In what looks to be a more ambitious version of American Mormon (2005), four young, average white Christian guys go out in the world to find the real Jesus or rather shatter any preconceived notions of what it means to be a Christian. At least this is what seems to be happening by all appearances in Beware of Christians. Per their promo site:
Alex, Matt, Michael, and Will have grown up as Bible-believing Christians who did all the right thngs. As they’ve grown older, they’ve realized that the Jesus in the Bible doesn’t exactly look like the healthy, wealthy, American Jesus they’ve been trained to know and love. They soon realize that their biases and allegiances to worldly things have determined their views on Christianity.
That is a very promising premise. Regardless of the outcome, which I know is a reaffirmed faith in Christ, these individuals are at least attempting to broaden their knowledge and question their biases. I think in America there is such a thing as the “American Jesus” that does not fit the Biblical Jesus. The Bible involves all sorts of theological battles, but what we do know is that if Jesus existed he wouldn’t have been a blue-eyed white guy who was a member of the Republican Party (or the Democrats for that matter). Jesus may have been similar to how Joni Mitchell described Vincent Van Gogh in her song Turbulent Indigo:

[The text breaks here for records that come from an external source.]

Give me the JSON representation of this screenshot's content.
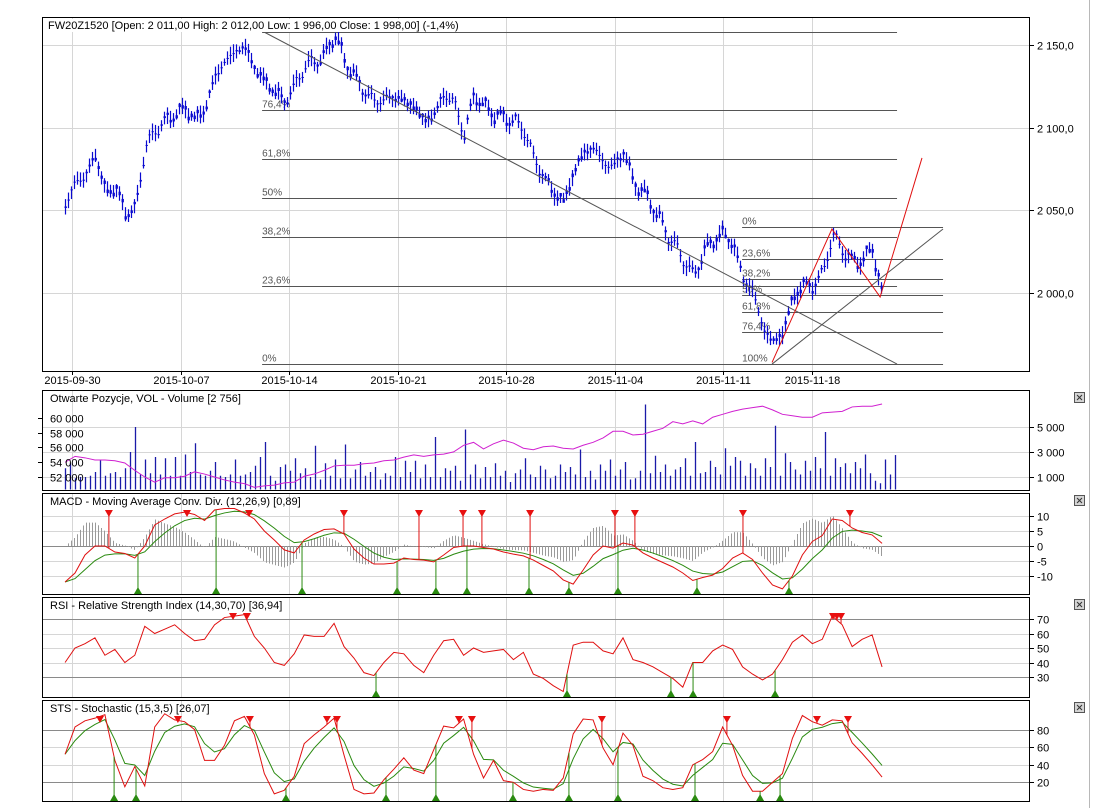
{
  "header": {
    "symbol_info": "FW20Z1520 [Open: 2 011,00  High: 2 012,00  Low: 1 996,00  Close: 1 998,00] (-1,4%)"
  },
  "x_axis": {
    "labels": [
      "2015-09-30",
      "2015-10-07",
      "2015-10-14",
      "2015-10-21",
      "2015-10-28",
      "2015-11-04",
      "2015-11-11",
      "2015-11-18"
    ],
    "label_days": [
      0,
      5,
      10,
      15,
      20,
      25,
      30,
      34.1
    ],
    "sample_day_range": [
      -0.32,
      37.33
    ]
  },
  "chart_data": [
    {
      "type": "line",
      "name": "price",
      "title": "FW20Z1520",
      "ylim": [
        1953,
        2170
      ],
      "y_ticks": [
        2150,
        2100,
        2050,
        2000
      ],
      "y_tick_labels": [
        "2 150,0",
        "2 100,0",
        "2 050,0",
        "2 000,0"
      ],
      "close": [
        2052,
        2068,
        2070,
        2084,
        2061,
        2064,
        2049,
        2050,
        2088,
        2098,
        2104,
        2108,
        2112,
        2105,
        2111,
        2131,
        2140,
        2146,
        2149,
        2136,
        2128,
        2122,
        2116,
        2125,
        2137,
        2140,
        2143,
        2157,
        2141,
        2131,
        2122,
        2116,
        2117,
        2119,
        2116,
        2113,
        2104,
        2108,
        2120,
        2116,
        2095,
        2120,
        2113,
        2108,
        2106,
        2104,
        2099,
        2082,
        2070,
        2061,
        2055,
        2073,
        2085,
        2088,
        2079,
        2076,
        2086,
        2067,
        2061,
        2052,
        2040,
        2030,
        2021,
        2010,
        2024,
        2032,
        2036,
        2030,
        2009,
        2001,
        1979,
        1970,
        1976,
        1997,
        2005,
        2004,
        2012,
        2035,
        2026,
        2019,
        2020,
        2027,
        1998
      ],
      "fibonacci": [
        {
          "high": 2158,
          "low": 1957,
          "day_from": 8.76,
          "day_to": 38.02,
          "direction": "up",
          "levels": [
            1,
            0.764,
            0.618,
            0.5,
            0.382,
            0.236,
            0
          ],
          "labels": [
            "100%",
            "76,4%",
            "61,8%",
            "50%",
            "38,2%",
            "23,6%",
            "0%"
          ]
        },
        {
          "high": 2040,
          "low": 1957,
          "day_from": 30.88,
          "day_to": 40.14,
          "direction": "down",
          "levels": [
            0,
            0.236,
            0.382,
            0.5,
            0.618,
            0.764,
            1
          ],
          "labels": [
            "0%",
            "23,6%",
            "38,2%",
            "50%",
            "61,8%",
            "76,4%",
            "100%"
          ]
        }
      ],
      "trend_lines": [
        {
          "points": [
            [
              8.76,
              2158.5
            ],
            [
              38.02,
              1957
            ]
          ],
          "color": "#555555"
        },
        {
          "points": [
            [
              32.26,
              1957
            ],
            [
              40.14,
              2038.7
            ]
          ],
          "color": "#555555"
        },
        {
          "points": [
            [
              32.26,
              1958
            ],
            [
              35.02,
              2038.7
            ],
            [
              37.24,
              1997.6
            ],
            [
              39.17,
              2081.7
            ]
          ],
          "color": "#e01010"
        }
      ]
    },
    {
      "type": "bar",
      "name": "volume",
      "title": "Otwarte Pozycje, VOL - Volume [2 756]",
      "last_value": 2756,
      "y_ticks": [
        5000,
        3000,
        1000
      ],
      "y_tick_labels": [
        "5 000",
        "3 000",
        "1 000"
      ],
      "oi_ticks": [
        60000,
        58000,
        56000,
        54000,
        52000
      ],
      "oi_tick_labels": [
        "60 000",
        "58 000",
        "56 000",
        "54 000",
        "52 000"
      ],
      "volume": [
        1700,
        2100,
        900,
        1000,
        1000,
        1100,
        1400,
        2400,
        1100,
        1300,
        1400,
        1000,
        1700,
        3000,
        5000,
        1200,
        2400,
        1300,
        2600,
        1200,
        2500,
        1100,
        2600,
        1100,
        2800,
        1400,
        3700,
        1200,
        1100,
        1500,
        2200,
        1100,
        1000,
        1200,
        2400,
        1100,
        1200,
        1400,
        1900,
        2600,
        3800,
        1100,
        700,
        1800,
        2000,
        1500,
        2500,
        1300,
        1700,
        1000,
        3500,
        800,
        2100,
        1100,
        2400,
        900,
        3600,
        900,
        1600,
        2200,
        1100,
        1400,
        1800,
        800,
        1300,
        1100,
        2600,
        1000,
        2300,
        1400,
        2300,
        900,
        2000,
        1000,
        4200,
        1000,
        1700,
        1500,
        1900,
        700,
        4800,
        1200,
        2000,
        900,
        1800,
        1000,
        2100,
        1100,
        1500,
        600,
        1300,
        1600,
        2500,
        1200,
        1000,
        1900,
        1600,
        900,
        1100,
        2000,
        1400,
        1800,
        1200,
        3200,
        1000,
        1500,
        800,
        2000,
        1500,
        2400,
        1100,
        1600,
        2200,
        800,
        900,
        1500,
        6800,
        1300,
        2700,
        1400,
        2000,
        1100,
        1600,
        1800,
        2500,
        1100,
        3800,
        1300,
        1400,
        2300,
        1800,
        1200,
        3300,
        1900,
        2600,
        2300,
        1100,
        2100,
        1700,
        1100,
        2500,
        1800,
        5100,
        1100,
        2900,
        2200,
        1600,
        1200,
        2300,
        1500,
        2600,
        1700,
        4600,
        1100,
        2500,
        1800,
        2100,
        1300,
        2200,
        1700,
        2800,
        1300,
        700,
        500,
        2400,
        1200,
        2756
      ],
      "open_interest": [
        54000,
        54800,
        54600,
        54300,
        54300,
        54200,
        53900,
        52900,
        52000,
        51300,
        51900,
        51900,
        52100,
        52700,
        52400,
        52000,
        51600,
        51300,
        51100,
        50600,
        50800,
        50900,
        51200,
        51300,
        52100,
        52400,
        52900,
        53500,
        53600,
        53600,
        53800,
        53900,
        54200,
        54300,
        54700,
        55000,
        54800,
        55000,
        55100,
        55400,
        56300,
        56700,
        55800,
        56500,
        57000,
        56600,
        55900,
        55700,
        56100,
        56200,
        55900,
        55800,
        56300,
        56700,
        57300,
        58200,
        58200,
        57700,
        57800,
        58200,
        58600,
        59500,
        59200,
        59600,
        59200,
        60100,
        60500,
        60900,
        61200,
        61400,
        61600,
        61100,
        60500,
        60300,
        60100,
        60100,
        60700,
        60800,
        60900,
        61500,
        61600,
        61600,
        61900
      ],
      "colors": {
        "volume": "#1a1aa8",
        "open_interest": "#d020d0"
      }
    },
    {
      "type": "line",
      "name": "macd",
      "title": "MACD - Moving Average Conv. Div. (12,26,9) [0,89]",
      "y_ticks": [
        10,
        5,
        0,
        -5,
        -10
      ],
      "y_tick_labels": [
        "10",
        "5",
        "0",
        "-5",
        "-10"
      ],
      "macd": [
        -12,
        -9,
        -3,
        0,
        0,
        -2,
        -2.5,
        -4,
        0,
        7,
        9,
        10.7,
        11.3,
        10.5,
        8.5,
        12,
        12.5,
        12.5,
        11,
        9,
        5,
        2,
        -1.3,
        -2.3,
        2,
        4,
        5.5,
        5.7,
        4,
        -1,
        -4,
        -6,
        -6,
        -5.7,
        -4,
        -4.5,
        -4.7,
        -5.3,
        -3,
        -0.5,
        0,
        0,
        -0.5,
        -1,
        -2,
        -2.7,
        -3.3,
        -4.7,
        -6.5,
        -8.3,
        -11.3,
        -12.7,
        -8,
        -3,
        0,
        -0.7,
        1,
        0.3,
        -2.3,
        -4,
        -5.5,
        -7,
        -9,
        -11.5,
        -10.5,
        -9.7,
        -7.5,
        -4,
        -2.3,
        -4.5,
        -9,
        -13,
        -14.3,
        -10,
        -3,
        1.5,
        3.5,
        9,
        8.5,
        6,
        4.5,
        3.7,
        0.89
      ],
      "sell_signal_days": [
        1.7,
        5.3,
        8.16,
        12.53,
        15.99,
        18.02,
        18.89,
        21.11,
        25.02,
        25.94,
        30.92,
        35.85
      ],
      "buy_signal_days": [
        3.04,
        6.64,
        10.6,
        14.98,
        16.77,
        18.2,
        21.06,
        22.9,
        25.16,
        28.8,
        33.04
      ]
    },
    {
      "type": "line",
      "name": "rsi",
      "title": "RSI - Relative Strength Index (14,30,70) [36,94]",
      "y_ticks": [
        70,
        60,
        50,
        40,
        30
      ],
      "y_tick_labels": [
        "70",
        "60",
        "50",
        "40",
        "30"
      ],
      "rsi": [
        40,
        50,
        53,
        57,
        45,
        49,
        40,
        45,
        65,
        60,
        63,
        66,
        60,
        55,
        56,
        66,
        71,
        72,
        73,
        58,
        50,
        40,
        38,
        46,
        59,
        58,
        58,
        67,
        51,
        43,
        33,
        31,
        40,
        47,
        46,
        38,
        33,
        45,
        55,
        56,
        45,
        50,
        47,
        48,
        49,
        42,
        47,
        32,
        29,
        24,
        20,
        52,
        54,
        54,
        48,
        46,
        57,
        42,
        40,
        37,
        33,
        29,
        23,
        40,
        40,
        48,
        52,
        49,
        37,
        32,
        28,
        32,
        42,
        54,
        59,
        53,
        56,
        72,
        66,
        51,
        56,
        59,
        36.94
      ],
      "sell_signal_days": [
        7.42,
        8.06,
        35.07,
        35.25,
        35.44
      ],
      "buy_signal_days": [
        14.01,
        22.81,
        27.6,
        28.62,
        32.4
      ]
    },
    {
      "type": "line",
      "name": "stochastic",
      "title": "STS - Stochastic (15,3,5) [26,07]",
      "y_ticks": [
        80,
        60,
        40,
        20
      ],
      "y_tick_labels": [
        "80",
        "60",
        "40",
        "20"
      ],
      "k": [
        52,
        83,
        90,
        93,
        97,
        45,
        15,
        38,
        16,
        83,
        98,
        91,
        89,
        80,
        45,
        45,
        62,
        90,
        95,
        74,
        30,
        7,
        11,
        27,
        64,
        74,
        83,
        93,
        51,
        12,
        7,
        8,
        23,
        35,
        48,
        34,
        30,
        57,
        84,
        82,
        92,
        52,
        25,
        45,
        22,
        20,
        12,
        10,
        12,
        11,
        25,
        75,
        92,
        91,
        59,
        40,
        76,
        62,
        27,
        22,
        14,
        12,
        14,
        40,
        46,
        55,
        83,
        62,
        28,
        10,
        10,
        20,
        30,
        70,
        96,
        89,
        85,
        91,
        90,
        65,
        53,
        40,
        26.07
      ],
      "sell_signal_days": [
        1.29,
        4.88,
        8.2,
        11.75,
        12.21,
        17.83,
        18.43,
        24.42,
        30.18,
        34.33,
        35.76
      ],
      "buy_signal_days": [
        1.94,
        2.95,
        9.86,
        14.47,
        16.77,
        20.32,
        22.9,
        25.16,
        28.71,
        31.71,
        32.63
      ]
    }
  ]
}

The madman hangs in fancy homes
They wouldn’t let him near!
He’d piss in their fireplace!
He’d drag them through Turbulent Indigo
Don’t take offense, I’m not saying Jesus is going to piss in your fireplace. The whole point of Joni Mitchell’s song, if I’m allowed to interpret, is that modern society has sanitized Van Gogh as a person and yet if these same people who hang his beautiful pictures in their elegant homes met the actual artist they would be disgusted. It may be that the “Jesus” people have built up in their American minds is in conflict with a homeless messiah figure that went around preaching to sinners, often without a bath. How many Republicans have you heard approve of wandering homeless people? Most likely they would tell Jesus to “get a job!”

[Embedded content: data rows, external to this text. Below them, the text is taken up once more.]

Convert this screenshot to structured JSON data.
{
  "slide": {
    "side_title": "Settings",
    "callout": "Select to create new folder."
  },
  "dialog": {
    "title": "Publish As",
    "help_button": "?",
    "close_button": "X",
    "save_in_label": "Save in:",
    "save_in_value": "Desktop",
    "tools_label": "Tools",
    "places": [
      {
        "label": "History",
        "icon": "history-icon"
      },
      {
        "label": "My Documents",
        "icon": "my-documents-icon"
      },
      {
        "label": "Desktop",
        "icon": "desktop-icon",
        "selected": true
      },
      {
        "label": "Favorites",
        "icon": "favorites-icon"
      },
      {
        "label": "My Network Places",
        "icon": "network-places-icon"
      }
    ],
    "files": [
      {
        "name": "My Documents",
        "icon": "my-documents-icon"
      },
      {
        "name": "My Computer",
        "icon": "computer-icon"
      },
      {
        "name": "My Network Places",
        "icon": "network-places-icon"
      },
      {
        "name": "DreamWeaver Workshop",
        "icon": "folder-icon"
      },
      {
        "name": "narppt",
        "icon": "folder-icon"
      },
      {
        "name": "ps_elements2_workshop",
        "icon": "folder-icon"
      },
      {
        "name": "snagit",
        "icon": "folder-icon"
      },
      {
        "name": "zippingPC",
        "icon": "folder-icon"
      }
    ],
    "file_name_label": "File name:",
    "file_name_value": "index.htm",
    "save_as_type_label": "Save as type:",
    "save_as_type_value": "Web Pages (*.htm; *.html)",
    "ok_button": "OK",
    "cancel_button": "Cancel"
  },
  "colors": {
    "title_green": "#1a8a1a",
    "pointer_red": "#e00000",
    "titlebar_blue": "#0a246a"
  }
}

The official site says that after visiting 10 European countries these 4 young men truly learn what it means by “giving up the world to following Jesus.” I sort of doubt that and what really is “giving up the world”? Usually it comes down to sex, drugs and rock ‘n’ roll in Christian terms, but is it also Christian materialism? How many Christians actually live like Jesus giving up everything? It’s not realistic and not very productive. The irony here is that these 4 individuals have used a materialistic medium (film) to draw attention to themselves on how they are following Jesus and you can preorder the DVD at their site. I don’t know, not quite buying into the idea that this is “giving it up.”
Still, I have not seen the film so I am hoping they learn something about themselves despite the emphasis on Jesus. Americanized Christianity can limit your worldview and at least they are attempting to see beyond our borders. And from what they mention, they run into a nude beach–which is to be expected since European beaches are often topless (Americans are so obsessed with breasts we feel we have to make them taboo by hiding them).